THC Distillate is a highly potent THC concentrate that has been processed and purified to a greater degree than THC oil. The processing involves a distillation method that eliminates impurities from the cannabis oil, leaving a much more potent product with high THC levels. THC distillate is commonly used in making marijuana products like topicals, vape pens, and edibles.
Unlike THC distillates, CBD distillates have little amounts of THC and produce lesser psychoactive effects on users. CBD distillates generally have high CBD concentrations that may exceed.
There are many ways that users can consume THC distillate, with vaping being a preferred choice, as it allows users to enjoy the flavor and effects of the product without combustion. Other THC distillate products include edibles, topicals, tinctures, and sublingual drops.

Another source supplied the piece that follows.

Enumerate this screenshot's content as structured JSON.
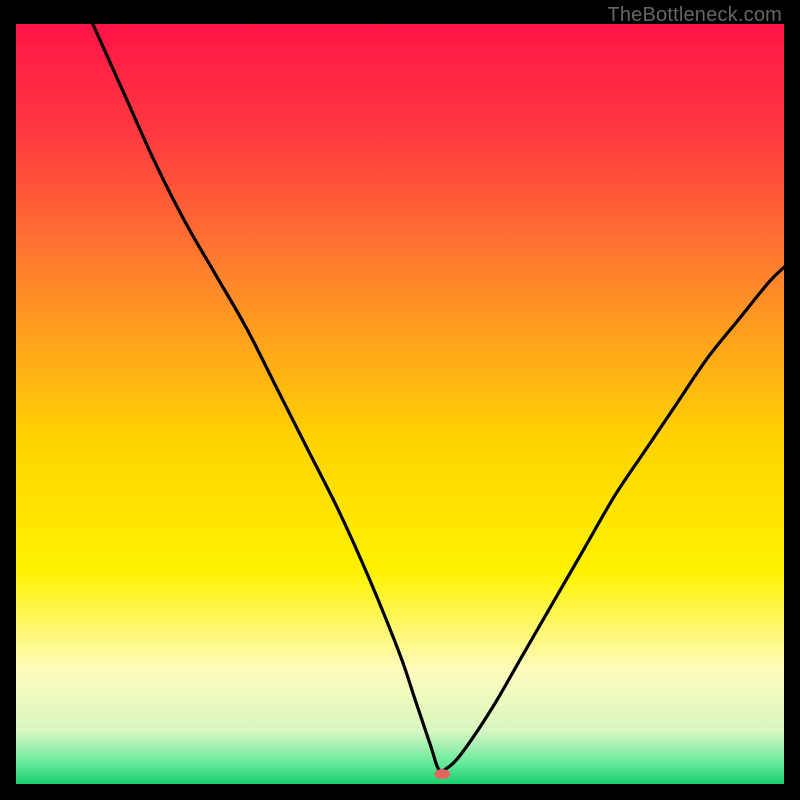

Arkansas's Delta-8 THC policy has recently changed. The Arkansas Industrial Hemp Production Act emulates the federal government's position on hemp and hemp-derived cannabinoids to make it legal. Residents can purchase Delta-8 and Delta-9 THC products from licensed dispensaries. However, hemp-derived THC products available for sale must not contain more than 0.3% THC concentration. Some dispensaries offer sales of hemp-based THC products online where Arkansas residents can purchase them. THC products available for purchase may include gummies, edibles, shots, and vapes.